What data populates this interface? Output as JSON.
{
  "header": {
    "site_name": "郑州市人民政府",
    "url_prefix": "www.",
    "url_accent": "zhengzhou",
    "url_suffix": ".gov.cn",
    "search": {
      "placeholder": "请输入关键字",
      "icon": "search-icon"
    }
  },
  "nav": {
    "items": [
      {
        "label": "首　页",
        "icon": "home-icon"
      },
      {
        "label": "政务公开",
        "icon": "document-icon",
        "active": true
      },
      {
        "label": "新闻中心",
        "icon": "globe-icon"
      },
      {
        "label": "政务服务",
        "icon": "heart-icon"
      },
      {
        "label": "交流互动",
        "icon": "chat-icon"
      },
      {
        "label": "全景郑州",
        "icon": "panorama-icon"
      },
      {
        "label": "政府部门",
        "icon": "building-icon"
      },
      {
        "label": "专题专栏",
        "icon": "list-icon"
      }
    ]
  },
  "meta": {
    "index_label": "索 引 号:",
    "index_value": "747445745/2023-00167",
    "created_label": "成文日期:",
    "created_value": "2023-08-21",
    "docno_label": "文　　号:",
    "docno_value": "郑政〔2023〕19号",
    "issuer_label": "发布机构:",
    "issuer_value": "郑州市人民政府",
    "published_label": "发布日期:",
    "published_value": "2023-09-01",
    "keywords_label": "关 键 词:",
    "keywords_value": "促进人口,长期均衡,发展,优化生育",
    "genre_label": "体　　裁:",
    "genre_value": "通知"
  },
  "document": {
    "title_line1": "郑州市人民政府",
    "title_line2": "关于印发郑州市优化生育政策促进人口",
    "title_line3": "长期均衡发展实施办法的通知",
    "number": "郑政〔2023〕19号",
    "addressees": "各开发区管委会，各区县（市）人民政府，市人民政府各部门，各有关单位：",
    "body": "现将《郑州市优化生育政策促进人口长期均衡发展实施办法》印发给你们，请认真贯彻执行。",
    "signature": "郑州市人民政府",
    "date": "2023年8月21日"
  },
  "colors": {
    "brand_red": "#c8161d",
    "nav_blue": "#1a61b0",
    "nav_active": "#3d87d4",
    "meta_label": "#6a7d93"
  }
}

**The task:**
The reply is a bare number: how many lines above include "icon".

**Solution to the exercise:**
9